▸ **Task goal**
Pick every line with "photo" from the material below.
Exercise data below:
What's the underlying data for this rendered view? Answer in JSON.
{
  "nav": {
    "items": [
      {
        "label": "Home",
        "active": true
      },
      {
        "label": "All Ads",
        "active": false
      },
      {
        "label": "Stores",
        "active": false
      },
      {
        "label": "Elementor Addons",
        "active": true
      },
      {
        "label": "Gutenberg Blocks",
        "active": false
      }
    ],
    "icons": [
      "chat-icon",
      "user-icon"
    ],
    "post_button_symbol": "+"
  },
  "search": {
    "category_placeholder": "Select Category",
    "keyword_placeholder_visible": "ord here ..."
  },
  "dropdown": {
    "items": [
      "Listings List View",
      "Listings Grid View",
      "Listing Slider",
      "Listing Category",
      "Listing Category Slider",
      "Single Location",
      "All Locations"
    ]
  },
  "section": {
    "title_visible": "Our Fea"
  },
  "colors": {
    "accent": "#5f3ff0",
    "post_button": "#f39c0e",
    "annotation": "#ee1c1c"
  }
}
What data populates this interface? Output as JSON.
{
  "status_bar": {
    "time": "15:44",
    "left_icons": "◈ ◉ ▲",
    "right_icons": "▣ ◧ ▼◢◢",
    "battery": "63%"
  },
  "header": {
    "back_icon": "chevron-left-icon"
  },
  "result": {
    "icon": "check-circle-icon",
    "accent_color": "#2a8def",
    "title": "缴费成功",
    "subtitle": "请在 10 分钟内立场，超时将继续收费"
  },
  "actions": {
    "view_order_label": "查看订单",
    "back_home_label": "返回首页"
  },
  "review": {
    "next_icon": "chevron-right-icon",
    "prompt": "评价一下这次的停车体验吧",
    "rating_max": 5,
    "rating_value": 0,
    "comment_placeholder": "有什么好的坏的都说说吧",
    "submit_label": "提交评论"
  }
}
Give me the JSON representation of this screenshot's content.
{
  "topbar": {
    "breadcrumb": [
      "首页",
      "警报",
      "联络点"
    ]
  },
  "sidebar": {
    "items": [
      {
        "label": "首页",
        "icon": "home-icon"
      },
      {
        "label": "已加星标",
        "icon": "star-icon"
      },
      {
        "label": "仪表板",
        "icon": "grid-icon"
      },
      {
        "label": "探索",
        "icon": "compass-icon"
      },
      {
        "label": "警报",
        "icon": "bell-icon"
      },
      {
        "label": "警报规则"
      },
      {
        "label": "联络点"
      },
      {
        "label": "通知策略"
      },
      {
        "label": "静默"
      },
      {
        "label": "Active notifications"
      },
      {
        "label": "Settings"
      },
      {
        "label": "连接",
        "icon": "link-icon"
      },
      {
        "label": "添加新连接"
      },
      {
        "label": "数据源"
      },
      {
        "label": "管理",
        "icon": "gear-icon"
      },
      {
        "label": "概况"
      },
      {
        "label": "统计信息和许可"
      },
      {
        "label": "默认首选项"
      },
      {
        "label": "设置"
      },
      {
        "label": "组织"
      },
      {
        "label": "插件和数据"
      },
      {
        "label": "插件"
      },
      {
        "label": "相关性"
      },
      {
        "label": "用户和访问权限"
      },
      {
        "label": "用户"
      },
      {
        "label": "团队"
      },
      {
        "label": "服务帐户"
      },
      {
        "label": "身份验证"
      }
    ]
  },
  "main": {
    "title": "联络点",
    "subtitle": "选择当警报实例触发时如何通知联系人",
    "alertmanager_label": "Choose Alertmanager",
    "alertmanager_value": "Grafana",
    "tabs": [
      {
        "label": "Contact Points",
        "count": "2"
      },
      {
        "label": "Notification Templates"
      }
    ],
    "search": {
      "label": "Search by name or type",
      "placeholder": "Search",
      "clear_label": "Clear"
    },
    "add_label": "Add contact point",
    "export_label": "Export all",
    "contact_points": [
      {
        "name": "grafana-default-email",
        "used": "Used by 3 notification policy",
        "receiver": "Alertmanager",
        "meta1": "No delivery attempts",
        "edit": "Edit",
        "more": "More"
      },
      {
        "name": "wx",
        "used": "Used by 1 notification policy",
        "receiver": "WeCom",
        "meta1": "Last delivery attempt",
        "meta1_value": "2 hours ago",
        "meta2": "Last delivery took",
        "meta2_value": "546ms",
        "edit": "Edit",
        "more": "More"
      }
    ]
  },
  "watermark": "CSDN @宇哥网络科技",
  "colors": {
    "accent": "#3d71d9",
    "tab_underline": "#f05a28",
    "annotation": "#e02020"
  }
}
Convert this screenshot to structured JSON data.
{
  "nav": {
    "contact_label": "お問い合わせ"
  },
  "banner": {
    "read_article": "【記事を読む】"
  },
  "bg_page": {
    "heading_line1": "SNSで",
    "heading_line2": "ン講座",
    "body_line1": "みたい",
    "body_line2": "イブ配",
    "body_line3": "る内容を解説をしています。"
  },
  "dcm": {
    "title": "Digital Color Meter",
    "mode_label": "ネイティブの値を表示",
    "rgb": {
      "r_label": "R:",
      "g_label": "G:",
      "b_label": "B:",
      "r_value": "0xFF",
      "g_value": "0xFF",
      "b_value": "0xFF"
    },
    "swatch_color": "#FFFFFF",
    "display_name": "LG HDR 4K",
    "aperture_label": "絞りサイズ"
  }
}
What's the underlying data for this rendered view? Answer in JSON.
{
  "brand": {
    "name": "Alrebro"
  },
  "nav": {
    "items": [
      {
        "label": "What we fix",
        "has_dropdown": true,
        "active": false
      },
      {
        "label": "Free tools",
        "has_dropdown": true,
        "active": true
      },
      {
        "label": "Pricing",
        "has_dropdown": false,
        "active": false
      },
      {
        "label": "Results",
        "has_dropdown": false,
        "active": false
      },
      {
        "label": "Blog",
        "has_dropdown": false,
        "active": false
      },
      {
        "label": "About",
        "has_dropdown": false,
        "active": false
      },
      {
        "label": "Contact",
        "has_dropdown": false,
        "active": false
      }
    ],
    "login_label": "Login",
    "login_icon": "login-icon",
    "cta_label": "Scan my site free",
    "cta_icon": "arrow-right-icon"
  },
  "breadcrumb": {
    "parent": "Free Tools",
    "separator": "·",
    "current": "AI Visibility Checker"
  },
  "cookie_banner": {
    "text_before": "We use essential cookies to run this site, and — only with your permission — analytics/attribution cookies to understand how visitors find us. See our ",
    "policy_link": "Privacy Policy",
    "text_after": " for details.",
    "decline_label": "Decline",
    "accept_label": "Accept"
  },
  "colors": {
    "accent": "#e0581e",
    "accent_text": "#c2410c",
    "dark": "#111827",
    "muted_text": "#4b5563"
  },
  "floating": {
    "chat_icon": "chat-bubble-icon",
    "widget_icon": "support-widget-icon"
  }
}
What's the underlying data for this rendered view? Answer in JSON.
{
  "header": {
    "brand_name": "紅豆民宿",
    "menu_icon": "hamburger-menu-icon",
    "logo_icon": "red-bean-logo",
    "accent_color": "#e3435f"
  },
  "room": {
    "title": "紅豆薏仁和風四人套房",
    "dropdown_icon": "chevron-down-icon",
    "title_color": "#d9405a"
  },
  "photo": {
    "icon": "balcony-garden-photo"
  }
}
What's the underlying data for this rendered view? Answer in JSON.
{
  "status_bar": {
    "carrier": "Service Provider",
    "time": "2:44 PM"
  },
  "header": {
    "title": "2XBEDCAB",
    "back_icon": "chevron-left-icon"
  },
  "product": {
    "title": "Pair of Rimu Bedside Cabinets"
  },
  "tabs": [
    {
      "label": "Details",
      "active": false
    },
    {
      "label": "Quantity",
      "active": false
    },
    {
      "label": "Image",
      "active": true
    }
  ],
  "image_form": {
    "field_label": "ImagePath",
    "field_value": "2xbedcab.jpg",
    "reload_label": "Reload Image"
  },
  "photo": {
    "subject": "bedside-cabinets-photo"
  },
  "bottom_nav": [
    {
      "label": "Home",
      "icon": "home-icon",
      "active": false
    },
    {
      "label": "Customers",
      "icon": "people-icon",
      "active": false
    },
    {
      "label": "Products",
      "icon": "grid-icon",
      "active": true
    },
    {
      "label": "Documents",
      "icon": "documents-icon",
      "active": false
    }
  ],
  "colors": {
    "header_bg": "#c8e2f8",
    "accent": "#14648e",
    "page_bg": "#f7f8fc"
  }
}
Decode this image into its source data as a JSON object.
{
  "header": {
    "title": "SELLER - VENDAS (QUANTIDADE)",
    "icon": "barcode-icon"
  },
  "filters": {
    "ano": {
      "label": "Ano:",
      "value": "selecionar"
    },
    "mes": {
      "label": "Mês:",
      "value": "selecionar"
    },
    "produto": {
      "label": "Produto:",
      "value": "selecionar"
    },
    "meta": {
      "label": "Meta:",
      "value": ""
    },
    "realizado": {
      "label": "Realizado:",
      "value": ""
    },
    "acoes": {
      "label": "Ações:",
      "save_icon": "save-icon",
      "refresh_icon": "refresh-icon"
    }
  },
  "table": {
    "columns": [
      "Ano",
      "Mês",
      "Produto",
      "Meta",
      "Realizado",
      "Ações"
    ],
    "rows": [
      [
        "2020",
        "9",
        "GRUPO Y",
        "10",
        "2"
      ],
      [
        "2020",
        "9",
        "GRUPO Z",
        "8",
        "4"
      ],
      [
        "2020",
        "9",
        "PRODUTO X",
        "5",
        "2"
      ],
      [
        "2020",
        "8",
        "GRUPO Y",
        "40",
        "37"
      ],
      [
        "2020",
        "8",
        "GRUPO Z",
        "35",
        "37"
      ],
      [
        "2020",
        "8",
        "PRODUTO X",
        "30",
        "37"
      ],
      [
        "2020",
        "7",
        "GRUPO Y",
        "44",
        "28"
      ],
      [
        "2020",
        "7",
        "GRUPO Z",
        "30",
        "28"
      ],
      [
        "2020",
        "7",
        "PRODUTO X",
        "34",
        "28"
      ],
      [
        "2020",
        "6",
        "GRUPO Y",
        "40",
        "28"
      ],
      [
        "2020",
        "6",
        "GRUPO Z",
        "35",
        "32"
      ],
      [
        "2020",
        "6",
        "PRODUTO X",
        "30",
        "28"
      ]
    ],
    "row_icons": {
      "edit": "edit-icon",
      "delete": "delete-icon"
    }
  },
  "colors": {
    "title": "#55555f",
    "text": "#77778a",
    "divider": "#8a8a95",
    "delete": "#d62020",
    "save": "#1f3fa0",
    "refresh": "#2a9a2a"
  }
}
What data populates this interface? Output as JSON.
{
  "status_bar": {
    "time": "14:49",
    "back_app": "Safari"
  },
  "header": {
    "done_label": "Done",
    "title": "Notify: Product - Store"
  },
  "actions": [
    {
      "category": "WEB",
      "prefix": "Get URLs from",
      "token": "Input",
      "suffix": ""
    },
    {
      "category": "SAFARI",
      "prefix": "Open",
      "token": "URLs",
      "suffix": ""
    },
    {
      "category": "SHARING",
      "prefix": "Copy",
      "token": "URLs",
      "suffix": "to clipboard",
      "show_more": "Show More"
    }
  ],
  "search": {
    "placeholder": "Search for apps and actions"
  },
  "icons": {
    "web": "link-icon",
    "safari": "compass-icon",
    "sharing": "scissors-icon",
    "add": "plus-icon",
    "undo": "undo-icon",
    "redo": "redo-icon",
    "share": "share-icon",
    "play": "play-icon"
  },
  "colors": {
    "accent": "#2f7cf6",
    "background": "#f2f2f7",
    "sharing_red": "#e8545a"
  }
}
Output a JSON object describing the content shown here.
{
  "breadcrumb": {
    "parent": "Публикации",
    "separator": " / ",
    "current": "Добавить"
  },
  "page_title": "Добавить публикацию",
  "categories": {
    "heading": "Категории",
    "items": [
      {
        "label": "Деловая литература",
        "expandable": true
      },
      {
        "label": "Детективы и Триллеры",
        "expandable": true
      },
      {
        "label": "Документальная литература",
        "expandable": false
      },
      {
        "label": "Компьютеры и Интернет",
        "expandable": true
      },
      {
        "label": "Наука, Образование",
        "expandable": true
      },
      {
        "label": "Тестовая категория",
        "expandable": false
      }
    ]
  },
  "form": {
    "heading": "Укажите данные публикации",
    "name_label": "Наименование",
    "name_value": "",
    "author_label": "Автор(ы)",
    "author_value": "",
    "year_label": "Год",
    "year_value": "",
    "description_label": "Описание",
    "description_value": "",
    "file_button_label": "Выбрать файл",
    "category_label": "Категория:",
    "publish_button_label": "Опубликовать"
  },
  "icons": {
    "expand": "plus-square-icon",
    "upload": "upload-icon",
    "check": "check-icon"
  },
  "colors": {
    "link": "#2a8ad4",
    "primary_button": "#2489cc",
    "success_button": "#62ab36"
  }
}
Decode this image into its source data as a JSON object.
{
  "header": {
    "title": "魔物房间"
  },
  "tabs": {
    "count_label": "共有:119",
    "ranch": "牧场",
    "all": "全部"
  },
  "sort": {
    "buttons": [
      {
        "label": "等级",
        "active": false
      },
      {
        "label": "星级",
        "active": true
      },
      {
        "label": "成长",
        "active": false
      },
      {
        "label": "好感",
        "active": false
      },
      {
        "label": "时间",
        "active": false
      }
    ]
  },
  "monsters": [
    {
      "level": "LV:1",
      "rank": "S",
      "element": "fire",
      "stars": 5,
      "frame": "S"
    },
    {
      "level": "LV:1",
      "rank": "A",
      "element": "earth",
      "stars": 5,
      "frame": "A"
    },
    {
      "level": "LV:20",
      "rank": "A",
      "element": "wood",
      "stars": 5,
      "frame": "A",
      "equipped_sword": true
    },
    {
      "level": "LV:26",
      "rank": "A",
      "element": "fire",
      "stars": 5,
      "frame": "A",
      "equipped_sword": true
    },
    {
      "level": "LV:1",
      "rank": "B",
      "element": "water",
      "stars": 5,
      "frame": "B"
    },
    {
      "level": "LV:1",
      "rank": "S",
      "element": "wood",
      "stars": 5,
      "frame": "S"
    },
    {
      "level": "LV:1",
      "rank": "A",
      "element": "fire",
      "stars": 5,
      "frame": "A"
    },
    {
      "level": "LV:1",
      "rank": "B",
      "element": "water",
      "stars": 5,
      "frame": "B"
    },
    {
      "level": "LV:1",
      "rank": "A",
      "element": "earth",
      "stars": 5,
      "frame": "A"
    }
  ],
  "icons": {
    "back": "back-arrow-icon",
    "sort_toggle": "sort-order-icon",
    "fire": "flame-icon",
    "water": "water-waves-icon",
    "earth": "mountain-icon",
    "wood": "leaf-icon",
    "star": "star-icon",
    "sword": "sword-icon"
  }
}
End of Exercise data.
▸ **Worked solution**
  "photo": {
    "icon": "balcony-garden-photo"
  "photo": {
    "subject": "bedside-cabinets-photo"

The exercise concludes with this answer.